Items from an interface collection
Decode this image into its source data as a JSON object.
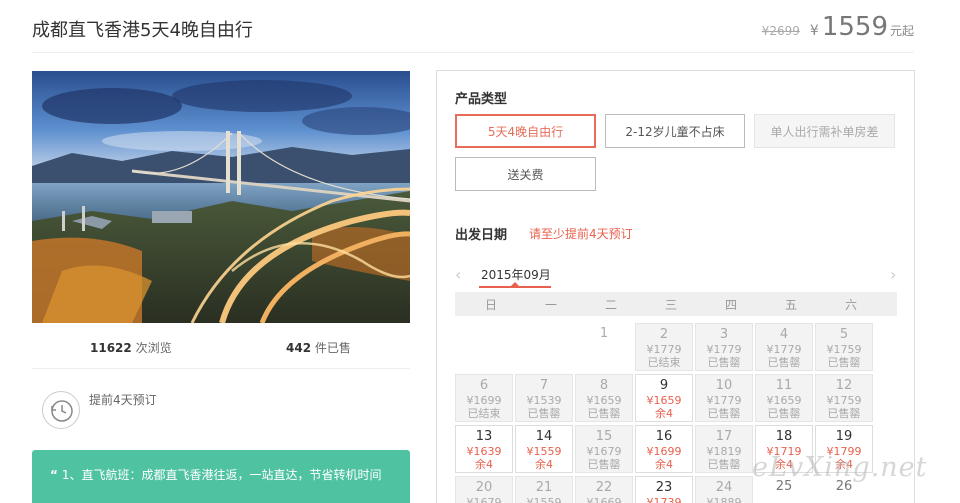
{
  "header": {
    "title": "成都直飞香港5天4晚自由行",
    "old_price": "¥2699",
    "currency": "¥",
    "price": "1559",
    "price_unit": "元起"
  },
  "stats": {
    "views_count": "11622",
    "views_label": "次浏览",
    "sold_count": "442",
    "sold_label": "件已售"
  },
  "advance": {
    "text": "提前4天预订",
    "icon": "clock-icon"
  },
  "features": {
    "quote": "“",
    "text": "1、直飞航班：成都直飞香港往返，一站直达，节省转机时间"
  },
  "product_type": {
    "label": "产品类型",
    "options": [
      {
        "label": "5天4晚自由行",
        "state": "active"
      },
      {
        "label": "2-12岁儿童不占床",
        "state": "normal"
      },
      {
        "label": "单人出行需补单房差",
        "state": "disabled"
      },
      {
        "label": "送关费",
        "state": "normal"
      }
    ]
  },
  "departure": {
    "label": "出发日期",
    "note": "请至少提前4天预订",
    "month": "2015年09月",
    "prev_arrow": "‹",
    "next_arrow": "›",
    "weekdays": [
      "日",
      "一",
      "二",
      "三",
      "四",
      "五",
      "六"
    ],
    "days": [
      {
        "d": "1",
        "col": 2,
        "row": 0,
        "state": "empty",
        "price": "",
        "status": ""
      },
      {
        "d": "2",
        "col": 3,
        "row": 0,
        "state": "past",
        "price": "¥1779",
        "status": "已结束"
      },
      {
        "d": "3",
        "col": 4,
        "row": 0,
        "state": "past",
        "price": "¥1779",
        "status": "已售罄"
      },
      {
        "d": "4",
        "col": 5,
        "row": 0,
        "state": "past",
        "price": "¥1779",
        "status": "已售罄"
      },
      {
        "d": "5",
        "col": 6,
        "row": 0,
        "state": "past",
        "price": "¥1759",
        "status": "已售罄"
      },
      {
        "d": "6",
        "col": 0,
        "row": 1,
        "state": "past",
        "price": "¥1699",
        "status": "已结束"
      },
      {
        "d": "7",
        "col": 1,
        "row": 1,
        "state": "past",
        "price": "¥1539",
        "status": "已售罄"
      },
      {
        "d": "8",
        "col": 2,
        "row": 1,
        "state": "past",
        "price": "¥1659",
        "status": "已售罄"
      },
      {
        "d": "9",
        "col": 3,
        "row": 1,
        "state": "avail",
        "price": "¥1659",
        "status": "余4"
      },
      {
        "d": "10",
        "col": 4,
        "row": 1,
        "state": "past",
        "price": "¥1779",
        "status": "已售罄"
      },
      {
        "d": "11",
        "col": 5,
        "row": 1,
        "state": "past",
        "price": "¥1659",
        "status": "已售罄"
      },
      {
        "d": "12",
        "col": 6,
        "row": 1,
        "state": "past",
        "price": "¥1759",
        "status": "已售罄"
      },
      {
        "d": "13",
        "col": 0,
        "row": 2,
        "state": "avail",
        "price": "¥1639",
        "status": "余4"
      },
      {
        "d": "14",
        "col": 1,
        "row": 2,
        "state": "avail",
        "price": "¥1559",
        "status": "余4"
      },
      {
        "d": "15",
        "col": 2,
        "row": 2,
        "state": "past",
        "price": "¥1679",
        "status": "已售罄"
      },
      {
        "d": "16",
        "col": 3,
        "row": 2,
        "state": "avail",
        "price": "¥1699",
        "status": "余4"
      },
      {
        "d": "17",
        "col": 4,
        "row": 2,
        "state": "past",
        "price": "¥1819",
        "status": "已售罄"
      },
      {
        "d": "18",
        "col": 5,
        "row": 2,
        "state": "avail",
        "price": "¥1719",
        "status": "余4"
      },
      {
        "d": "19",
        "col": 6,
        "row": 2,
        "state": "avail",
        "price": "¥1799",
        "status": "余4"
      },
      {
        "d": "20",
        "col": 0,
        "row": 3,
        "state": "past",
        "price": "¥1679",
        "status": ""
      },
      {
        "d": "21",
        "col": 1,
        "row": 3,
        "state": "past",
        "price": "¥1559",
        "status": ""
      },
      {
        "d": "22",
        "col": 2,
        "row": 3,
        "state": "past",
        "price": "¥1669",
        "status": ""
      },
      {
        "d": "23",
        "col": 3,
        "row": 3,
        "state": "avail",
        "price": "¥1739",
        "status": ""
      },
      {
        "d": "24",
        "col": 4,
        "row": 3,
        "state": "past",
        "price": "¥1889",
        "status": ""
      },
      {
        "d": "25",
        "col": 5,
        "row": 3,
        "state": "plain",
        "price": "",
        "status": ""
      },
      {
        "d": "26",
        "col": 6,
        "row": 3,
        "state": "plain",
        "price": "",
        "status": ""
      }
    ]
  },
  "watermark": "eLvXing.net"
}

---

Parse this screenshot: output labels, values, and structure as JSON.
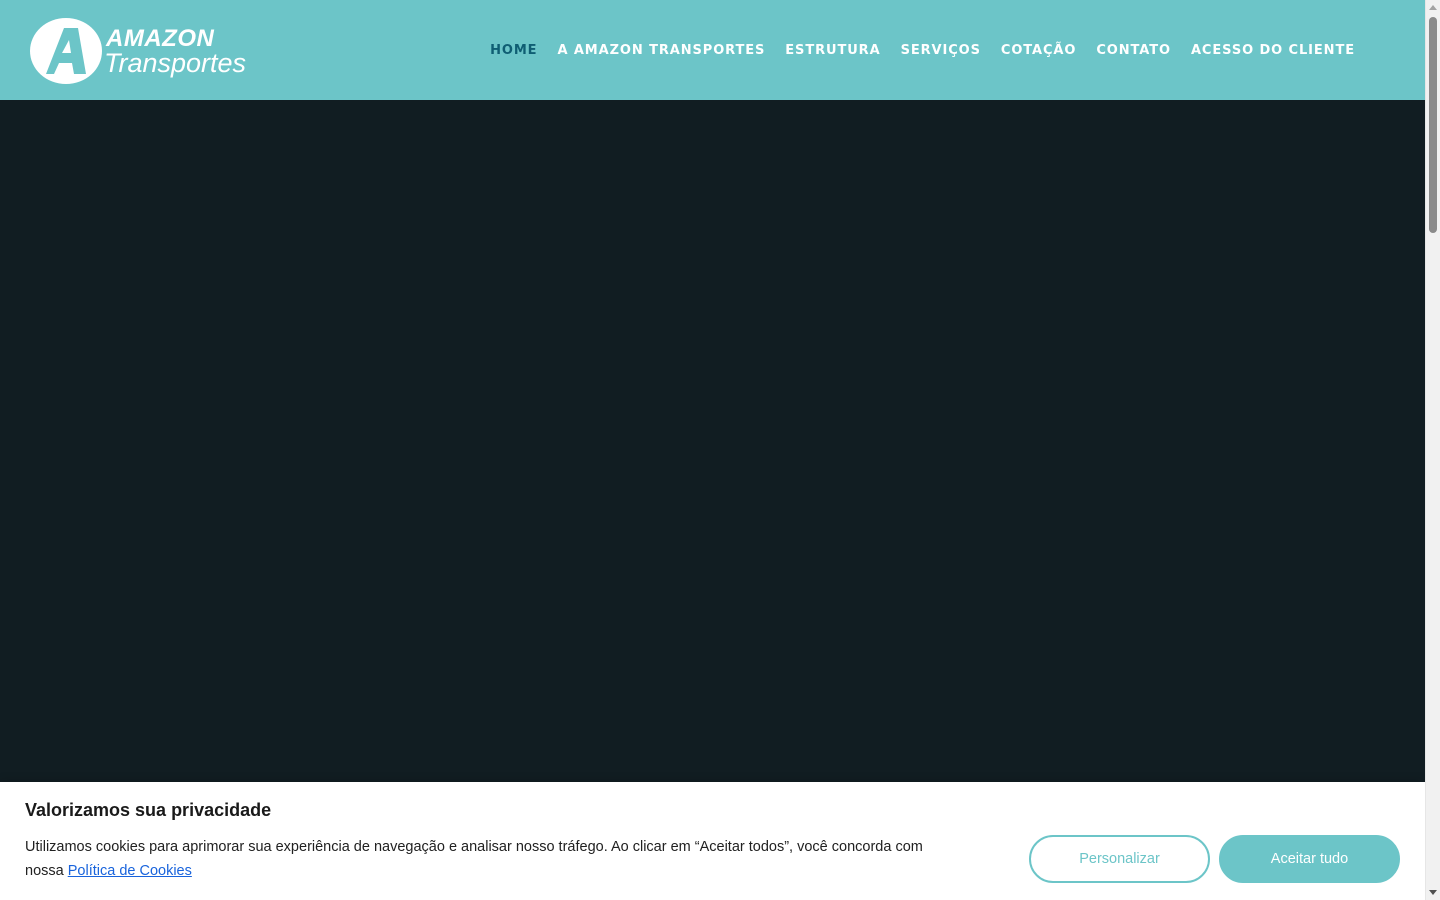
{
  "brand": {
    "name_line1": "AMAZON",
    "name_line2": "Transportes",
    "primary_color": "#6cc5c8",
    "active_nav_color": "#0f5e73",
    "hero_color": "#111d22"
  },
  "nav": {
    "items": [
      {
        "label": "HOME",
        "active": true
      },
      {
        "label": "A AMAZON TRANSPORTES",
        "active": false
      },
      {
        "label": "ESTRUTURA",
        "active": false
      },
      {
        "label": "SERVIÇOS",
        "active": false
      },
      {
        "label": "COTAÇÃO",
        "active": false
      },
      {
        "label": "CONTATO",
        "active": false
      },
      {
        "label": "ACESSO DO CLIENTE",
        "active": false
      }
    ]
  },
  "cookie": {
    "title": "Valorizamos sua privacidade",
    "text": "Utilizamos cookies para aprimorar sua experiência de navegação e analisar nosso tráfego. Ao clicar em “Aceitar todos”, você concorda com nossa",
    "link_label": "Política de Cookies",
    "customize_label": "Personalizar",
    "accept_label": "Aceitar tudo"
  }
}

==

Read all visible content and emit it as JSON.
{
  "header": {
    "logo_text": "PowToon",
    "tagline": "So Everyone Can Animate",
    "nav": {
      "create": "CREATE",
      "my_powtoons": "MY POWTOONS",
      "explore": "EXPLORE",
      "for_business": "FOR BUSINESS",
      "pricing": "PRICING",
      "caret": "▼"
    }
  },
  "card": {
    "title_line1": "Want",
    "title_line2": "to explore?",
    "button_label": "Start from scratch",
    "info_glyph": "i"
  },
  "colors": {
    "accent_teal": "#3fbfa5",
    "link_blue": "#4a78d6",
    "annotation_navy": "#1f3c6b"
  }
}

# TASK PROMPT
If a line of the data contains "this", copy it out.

# EXERCISE OUTPUT
Decode this image into its source data as a JSON object.
Parse this screenshot: output labels, values, and structure as JSON.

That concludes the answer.